**I received a proof copy from Harper360YA in exchange for an honest review**
Moving from his rural hometown to busy Seattle, Jay Collier hopes to finally find a place where he belongs after spending most of his teens as the only openly gay person in his town. While his hometown peers have already moved past first, second and third bases, Jay creates his romantic agenda in hopes that Seattle can cross them all off. As he slowly begins to check his list, life has a habit of throwing us all off track as Jay begins to realise life can’t be boxed into a neat list and if he wants to stay true to himself, he may need to go off plan.
Jay’s Gay Agenda is surprisingly sweet and very messy. Jay is a bright young boy who wishes to have the same romantic endeavours as his peers. But being the only boy who is gay and out to his community, his chances for romance is slim to none. But when his mum is promoted at her job, and with that comes a new home in Seattle, Jay finally feels like he can see the light at the end of the tunnel.
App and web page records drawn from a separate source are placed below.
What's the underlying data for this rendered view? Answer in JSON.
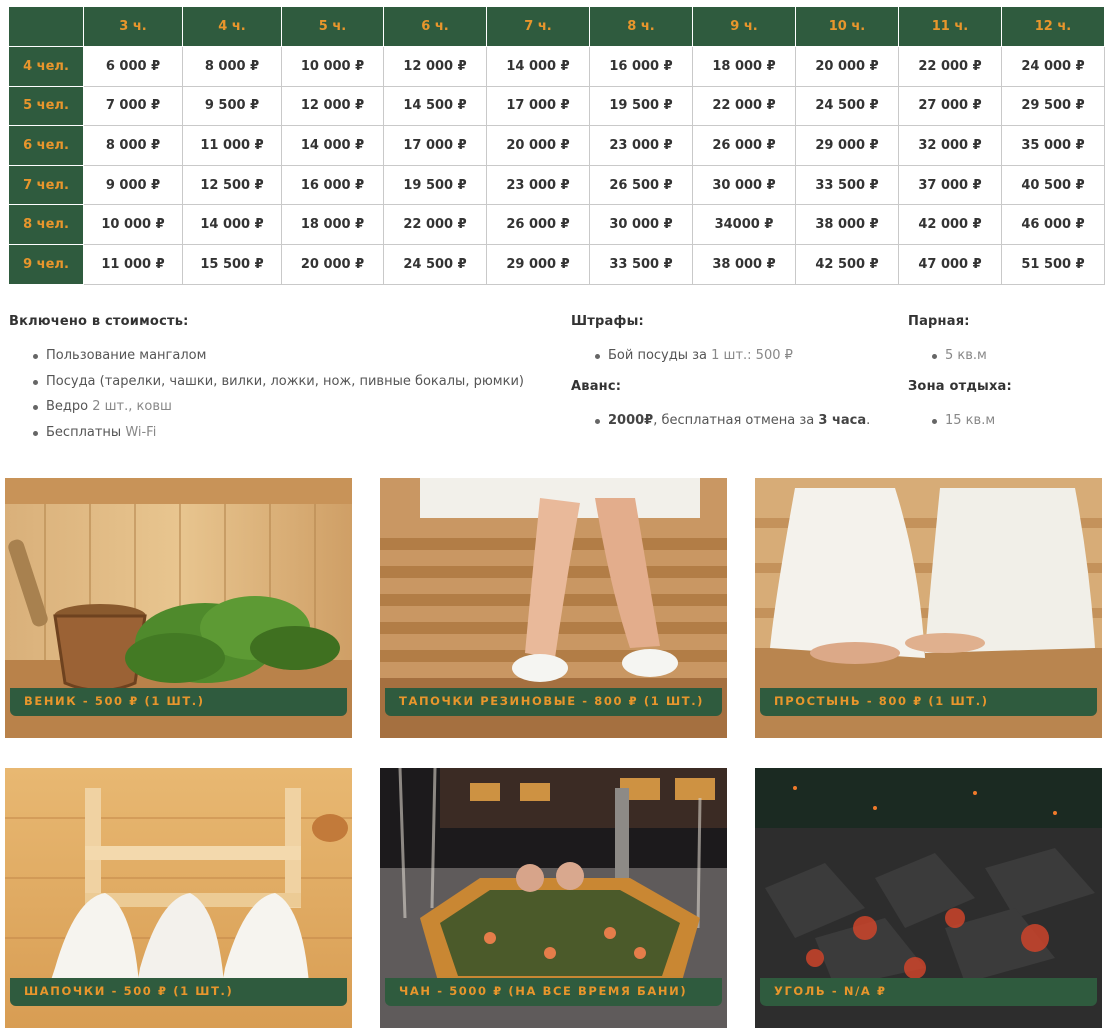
{
  "table": {
    "hours": [
      "3 ч.",
      "4 ч.",
      "5 ч.",
      "6 ч.",
      "7 ч.",
      "8 ч.",
      "9 ч.",
      "10 ч.",
      "11 ч.",
      "12 ч."
    ],
    "rows": [
      {
        "people": "4 чел.",
        "prices": [
          "6 000 ₽",
          "8 000 ₽",
          "10 000 ₽",
          "12 000 ₽",
          "14 000 ₽",
          "16 000 ₽",
          "18 000 ₽",
          "20 000 ₽",
          "22 000 ₽",
          "24 000 ₽"
        ]
      },
      {
        "people": "5 чел.",
        "prices": [
          "7 000 ₽",
          "9 500 ₽",
          "12 000 ₽",
          "14 500 ₽",
          "17 000 ₽",
          "19 500 ₽",
          "22 000 ₽",
          "24 500 ₽",
          "27 000 ₽",
          "29 500 ₽"
        ]
      },
      {
        "people": "6 чел.",
        "prices": [
          "8 000 ₽",
          "11 000 ₽",
          "14 000 ₽",
          "17 000 ₽",
          "20 000 ₽",
          "23 000 ₽",
          "26 000 ₽",
          "29 000 ₽",
          "32 000 ₽",
          "35 000 ₽"
        ]
      },
      {
        "people": "7 чел.",
        "prices": [
          "9 000 ₽",
          "12 500 ₽",
          "16 000 ₽",
          "19 500 ₽",
          "23 000 ₽",
          "26 500 ₽",
          "30 000 ₽",
          "33 500 ₽",
          "37 000 ₽",
          "40 500 ₽"
        ]
      },
      {
        "people": "8 чел.",
        "prices": [
          "10 000 ₽",
          "14 000 ₽",
          "18 000 ₽",
          "22 000 ₽",
          "26 000 ₽",
          "30 000 ₽",
          "34000 ₽",
          "38 000 ₽",
          "42 000 ₽",
          "46 000 ₽"
        ]
      },
      {
        "people": "9 чел.",
        "prices": [
          "11 000 ₽",
          "15 500 ₽",
          "20 000 ₽",
          "24 500 ₽",
          "29 000 ₽",
          "33 500 ₽",
          "38 000 ₽",
          "42 500 ₽",
          "47 000 ₽",
          "51 500 ₽"
        ]
      }
    ]
  },
  "included": {
    "title": "Включено в стоимость:",
    "items": [
      {
        "text": "Пользование мангалом",
        "muted": ""
      },
      {
        "text": "Посуда (тарелки, чашки, вилки, ложки, нож, пивные бокалы, рюмки)",
        "muted": ""
      },
      {
        "text": "Ведро ",
        "muted": "2 шт., ковш"
      },
      {
        "text": "Бесплатны ",
        "muted": "Wi-Fi"
      }
    ]
  },
  "fines": {
    "title": "Штрафы:",
    "item_text": "Бой посуды за ",
    "item_muted": "1 шт.: 500 ₽"
  },
  "advance": {
    "title": "Аванс:",
    "amount": "2000₽",
    "text": ", бесплатная отмена за ",
    "hours": "3 часа",
    "end": "."
  },
  "steam_room": {
    "title": "Парная:",
    "area": "5 кв.м"
  },
  "rest_zone": {
    "title": "Зона отдыха:",
    "area": "15 кв.м"
  },
  "gallery": [
    {
      "label": "Веник - 500 ₽ (1 шт.)"
    },
    {
      "label": "Тапочки резиновые - 800 ₽ (1 шт.)"
    },
    {
      "label": "Простынь - 800 ₽ (1 шт.)"
    },
    {
      "label": "Шапочки - 500 ₽ (1 шт.)"
    },
    {
      "label": "Чан - 5000 ₽ (на все время бани)"
    },
    {
      "label": "Уголь - N/A ₽"
    }
  ],
  "colors": {
    "header_green": "#2f5b3e",
    "accent_orange": "#e8962c"
  }
}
He creates his Gay Agenda to help him figure out his wants and needs and everything is going well when he meets Albert on his first day of school. I actually really enjoyed his journey of being this small-town boy finally getting the chance to explore his sexuality. I actually adore many of the characters in the story. I could definitely see this as a live-action in a similar vein to Simon Vs. or Heartstopper.
If you’ve already seen reviews for this, then you’ll already know that the reception for this is rather mixed since Jay cheats and lies to his friends and love interest. I personally did not enjoy the cheating plotline. It really depends on how you read the story as I understand people might not see it as cheating. For me, it definitely crossed into cheating once Jay and Albert had a discussion about their first time and he promises to wait for Albert, despite having slept with someone the chapter before.
My main issue with this book was the writing style itself. It felt off, and not a realistic voice of a teenager in current times. Jay’s voice felt rather exaggerated and more so like someone was trying to write was a teenager sounds like rather than sounding natural. It felt like a teen movie script which was rather disappointing. I wouldn’t cross this off as a do not recommend. While it wasn’t for me, it depends on who you’re recommending this for because Jay’s voice and humour won’t be for everyone.
Overall, Jay’s Gay Agenda is about finding yourself in a way that works best for you. Navigating life isn’t perfect and Jay, despite his refreshing optimistic attitude, doesn’t always get it first try, which is why, despite my prior thoughts, thought it was still a great exploration of sexuality from the perspective of a teen youth.